▶ _Aim of the exercise_
Using the data below, copy each line that includes the word "Items".

▶ _Interface dataset entries_
━━━
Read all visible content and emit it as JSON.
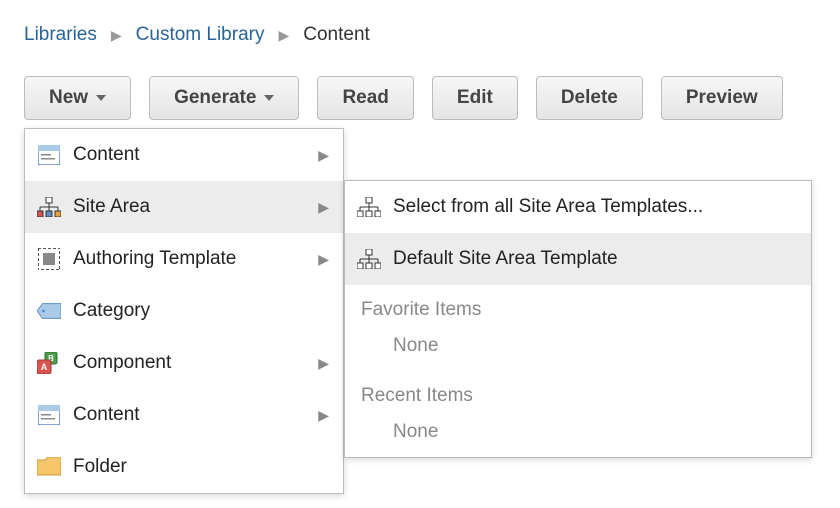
{
  "breadcrumb": {
    "libraries": "Libraries",
    "custom": "Custom Library",
    "content": "Content"
  },
  "toolbar": {
    "new": "New",
    "generate": "Generate",
    "read": "Read",
    "edit": "Edit",
    "delete": "Delete",
    "preview": "Preview"
  },
  "menu1": {
    "content": "Content",
    "sitearea": "Site Area",
    "authoring": "Authoring Template",
    "category": "Category",
    "component": "Component",
    "content2": "Content",
    "folder": "Folder"
  },
  "menu2": {
    "selectAll": "Select from all Site Area Templates...",
    "default": "Default Site Area Template",
    "favHeader": "Favorite Items",
    "favNone": "None",
    "recHeader": "Recent Items",
    "recNone": "None"
  }
}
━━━
▶ _Output of the exercise_
    "favHeader": "Favorite Items",
    "recHeader": "Recent Items",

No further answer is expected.